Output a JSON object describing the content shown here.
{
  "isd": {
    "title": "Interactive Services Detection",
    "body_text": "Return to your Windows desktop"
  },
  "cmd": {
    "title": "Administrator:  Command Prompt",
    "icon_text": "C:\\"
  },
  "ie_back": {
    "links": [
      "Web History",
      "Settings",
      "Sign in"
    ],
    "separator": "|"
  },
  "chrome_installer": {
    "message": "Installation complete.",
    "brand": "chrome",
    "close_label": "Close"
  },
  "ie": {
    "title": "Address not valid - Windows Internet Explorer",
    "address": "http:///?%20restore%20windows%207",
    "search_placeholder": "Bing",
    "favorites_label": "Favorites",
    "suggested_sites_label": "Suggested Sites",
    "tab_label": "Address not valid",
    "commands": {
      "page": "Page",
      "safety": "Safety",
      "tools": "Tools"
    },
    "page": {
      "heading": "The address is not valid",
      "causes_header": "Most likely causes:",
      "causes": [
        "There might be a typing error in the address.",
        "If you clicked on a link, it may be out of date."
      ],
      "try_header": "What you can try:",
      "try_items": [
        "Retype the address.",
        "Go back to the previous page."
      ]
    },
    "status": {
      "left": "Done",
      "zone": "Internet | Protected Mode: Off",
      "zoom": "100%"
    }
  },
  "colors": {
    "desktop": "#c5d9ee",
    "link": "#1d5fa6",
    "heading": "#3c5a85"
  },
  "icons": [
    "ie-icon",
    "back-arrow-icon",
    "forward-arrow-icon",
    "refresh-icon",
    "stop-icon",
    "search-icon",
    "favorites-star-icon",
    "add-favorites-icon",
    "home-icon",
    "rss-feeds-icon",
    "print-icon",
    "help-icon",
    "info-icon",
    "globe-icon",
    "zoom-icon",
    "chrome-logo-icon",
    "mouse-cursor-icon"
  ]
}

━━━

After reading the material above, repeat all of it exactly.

Output a JSON object describing the content shown here.
{
  "isd": {
    "title": "Interactive Services Detection",
    "body_text": "Return to your Windows desktop"
  },
  "cmd": {
    "title": "Administrator:  Command Prompt",
    "icon_text": "C:\\"
  },
  "ie_back": {
    "links": [
      "Web History",
      "Settings",
      "Sign in"
    ],
    "separator": "|"
  },
  "chrome_installer": {
    "message": "Installation complete.",
    "brand": "chrome",
    "close_label": "Close"
  },
  "ie": {
    "title": "Address not valid - Windows Internet Explorer",
    "address": "http:///?%20restore%20windows%207",
    "search_placeholder": "Bing",
    "favorites_label": "Favorites",
    "suggested_sites_label": "Suggested Sites",
    "tab_label": "Address not valid",
    "commands": {
      "page": "Page",
      "safety": "Safety",
      "tools": "Tools"
    },
    "page": {
      "heading": "The address is not valid",
      "causes_header": "Most likely causes:",
      "causes": [
        "There might be a typing error in the address.",
        "If you clicked on a link, it may be out of date."
      ],
      "try_header": "What you can try:",
      "try_items": [
        "Retype the address.",
        "Go back to the previous page."
      ]
    },
    "status": {
      "left": "Done",
      "zone": "Internet | Protected Mode: Off",
      "zoom": "100%"
    }
  },
  "colors": {
    "desktop": "#c5d9ee",
    "link": "#1d5fa6",
    "heading": "#3c5a85"
  },
  "icons": [
    "ie-icon",
    "back-arrow-icon",
    "forward-arrow-icon",
    "refresh-icon",
    "stop-icon",
    "search-icon",
    "favorites-star-icon",
    "add-favorites-icon",
    "home-icon",
    "rss-feeds-icon",
    "print-icon",
    "help-icon",
    "info-icon",
    "globe-icon",
    "zoom-icon",
    "chrome-logo-icon",
    "mouse-cursor-icon"
  ]
}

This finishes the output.